“A Game of Thrones” is a medieval fantasy book that has the world talking lately. It’s the first in the “A Song of Fire and Ice” series by George R. R. Martin, and has recently been adapted for TV. As I always read the book before I see the movie or TV series, now was a good time to get this started.
The version I’m reviewing appears to be a special alternate cover, and while it is paperback, it’s the size of a hardcover book. Not so easy to carry around, and it seemed that the pages took much longer to read than a normal book. But anyway, that’s just the version I’d bought.
When you think of fantasy novels, you usually think of a naive, inexperienced farm boy going on a heroic quest for self discovery and to defeat evil.

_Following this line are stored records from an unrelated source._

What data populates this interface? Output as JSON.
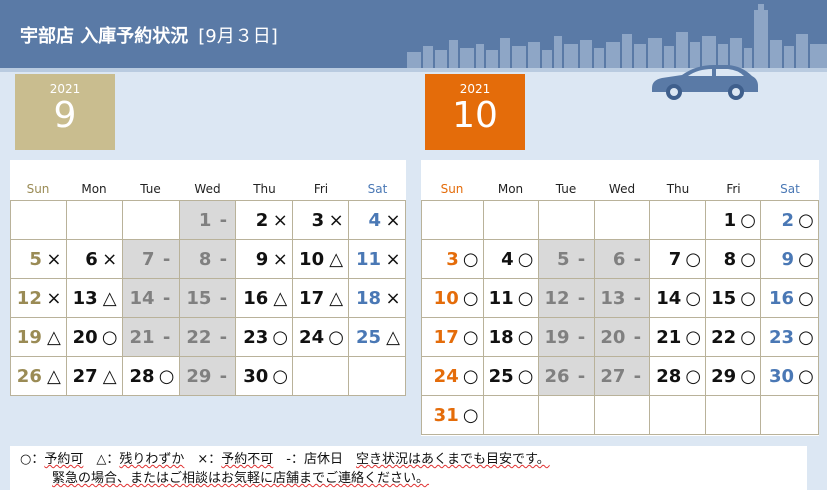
{
  "header": {
    "title": "宇部店 入庫予約状況",
    "date": "[9月３日]"
  },
  "months": {
    "sep": {
      "year": "2021",
      "month": "9"
    },
    "oct": {
      "year": "2021",
      "month": "10"
    }
  },
  "weekdays": [
    "Sun",
    "Mon",
    "Tue",
    "Wed",
    "Thu",
    "Fri",
    "Sat"
  ],
  "calendars": {
    "sep": {
      "rows": [
        [
          null,
          null,
          null,
          {
            "d": "1",
            "m": "-",
            "c": true
          },
          {
            "d": "2",
            "m": "×"
          },
          {
            "d": "3",
            "m": "×"
          },
          {
            "d": "4",
            "m": "×"
          }
        ],
        [
          {
            "d": "5",
            "m": "×"
          },
          {
            "d": "6",
            "m": "×"
          },
          {
            "d": "7",
            "m": "-",
            "c": true
          },
          {
            "d": "8",
            "m": "-",
            "c": true
          },
          {
            "d": "9",
            "m": "×"
          },
          {
            "d": "10",
            "m": "△"
          },
          {
            "d": "11",
            "m": "×"
          }
        ],
        [
          {
            "d": "12",
            "m": "×"
          },
          {
            "d": "13",
            "m": "△"
          },
          {
            "d": "14",
            "m": "-",
            "c": true
          },
          {
            "d": "15",
            "m": "-",
            "c": true
          },
          {
            "d": "16",
            "m": "△"
          },
          {
            "d": "17",
            "m": "△"
          },
          {
            "d": "18",
            "m": "×"
          }
        ],
        [
          {
            "d": "19",
            "m": "△"
          },
          {
            "d": "20",
            "m": "○"
          },
          {
            "d": "21",
            "m": "-",
            "c": true
          },
          {
            "d": "22",
            "m": "-",
            "c": true
          },
          {
            "d": "23",
            "m": "○"
          },
          {
            "d": "24",
            "m": "○"
          },
          {
            "d": "25",
            "m": "△"
          }
        ],
        [
          {
            "d": "26",
            "m": "△"
          },
          {
            "d": "27",
            "m": "△"
          },
          {
            "d": "28",
            "m": "○"
          },
          {
            "d": "29",
            "m": "-",
            "c": true
          },
          {
            "d": "30",
            "m": "○"
          },
          null,
          null
        ]
      ]
    },
    "oct": {
      "rows": [
        [
          null,
          null,
          null,
          null,
          null,
          {
            "d": "1",
            "m": "○"
          },
          {
            "d": "2",
            "m": "○"
          }
        ],
        [
          {
            "d": "3",
            "m": "○"
          },
          {
            "d": "4",
            "m": "○"
          },
          {
            "d": "5",
            "m": "-",
            "c": true
          },
          {
            "d": "6",
            "m": "-",
            "c": true
          },
          {
            "d": "7",
            "m": "○"
          },
          {
            "d": "8",
            "m": "○"
          },
          {
            "d": "9",
            "m": "○"
          }
        ],
        [
          {
            "d": "10",
            "m": "○"
          },
          {
            "d": "11",
            "m": "○"
          },
          {
            "d": "12",
            "m": "-",
            "c": true
          },
          {
            "d": "13",
            "m": "-",
            "c": true
          },
          {
            "d": "14",
            "m": "○"
          },
          {
            "d": "15",
            "m": "○"
          },
          {
            "d": "16",
            "m": "○"
          }
        ],
        [
          {
            "d": "17",
            "m": "○"
          },
          {
            "d": "18",
            "m": "○"
          },
          {
            "d": "19",
            "m": "-",
            "c": true
          },
          {
            "d": "20",
            "m": "-",
            "c": true
          },
          {
            "d": "21",
            "m": "○"
          },
          {
            "d": "22",
            "m": "○"
          },
          {
            "d": "23",
            "m": "○"
          }
        ],
        [
          {
            "d": "24",
            "m": "○"
          },
          {
            "d": "25",
            "m": "○"
          },
          {
            "d": "26",
            "m": "-",
            "c": true
          },
          {
            "d": "27",
            "m": "-",
            "c": true
          },
          {
            "d": "28",
            "m": "○"
          },
          {
            "d": "29",
            "m": "○"
          },
          {
            "d": "30",
            "m": "○"
          }
        ],
        [
          {
            "d": "31",
            "m": "○"
          },
          null,
          null,
          null,
          null,
          null,
          null
        ]
      ]
    }
  },
  "legend": {
    "line1_a": "○：",
    "line1_b": "予約可",
    "line1_c": "　△：",
    "line1_d": "残りわずか",
    "line1_e": "　×：",
    "line1_f": "予約不可",
    "line1_g": "　-：店休日　",
    "line1_h": "空き状況はあくまでも目安です。",
    "line2": "緊急の場合、またはご相談はお気軽に店舗までご連絡ください。"
  },
  "colors": {
    "header": "#5a7aa6",
    "sep_month": "#c9bd8f",
    "oct_month": "#e46c0a",
    "saturday": "#4a78b5",
    "closed": "#d9d9d9"
  },
  "icons": [
    "skyline-illustration",
    "car-icon"
  ]
}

Well, there’s none of that here. Dragons and magic are a part of this story, but they’re quite minor in this book. What’s important here is politics. There’s plenty of it! The main characters are all high society, lords, ladies, kings, queens, and highly respected knights. No one is entirely good and no one is entirely bad. Everyone is in a grey area. In other words, they are human. There are a lot of characters to hate, as there’s a lot of despicable behaviour, and some of them you just want dead. There are characters you root for, but they have flaws, just like regular people.
The book is told from a third person point of view, centered on many of the main characters. Each chapter has a different point of view character, and the narration is told in such a way that you can feel their personalities in the words. I felt like I could get to know the characters better that way. In some ways, I could sympathise with most of them, but others I just didn’t like as people. But the characters that are supposed to be the bad guys have a certain amount of good in them. The focus is mostly on the Stark family, including Lord Eddard Stark, his wife Catelyn, and children Bran, Sansa, Arya, and Jon. The main antagonists are the Lannister family, though we only follow the imp, Tyrion. We get to view the actions of the other Lannisters through the eyes of Tyrion and the Starks. There’s one other main character, Daenerys, the daughter of the previous King. I can’t say whether she’s a protagonist or antagonist in this series, though. It’s not completely apparent. Through these people, we get to see what their world and circumstances are like.
Fantasy usually has a central hero. This does not. It’s an ensemble cast, and none of them is a hero. The story doesn’t show heroic deeds, but it does show incredible tragedy, and a lot of it. For those of you who like tragic stories, this is a great one for you. But there are some major victories to be had. There is a lot of death, rape, injustice, and treachery. It’s dark. The deaths are often gruesome. There’s also sex, but it’s not graphically described. It’s depicted as just a fact of life. And it seems like death must always be accepted, since it seems to touch everyone’s lives.
I came into this book knowing that it’s popular, and that many people thoroughly enjoyed it. So, my expectations were set quite high. I wasn’t sure whether to expect a typical heroic fantasy or something completely different. The story was not predictable. I was surprised often, which is a very good thing. I wanted to read more and more with what little time I had. I was more than satisfied. This book has made a new fan. It was quite excellent, and I would recommend it to anyone who loves this kind of story. It exceeded my expectations.
5/5 stars. Outstanding.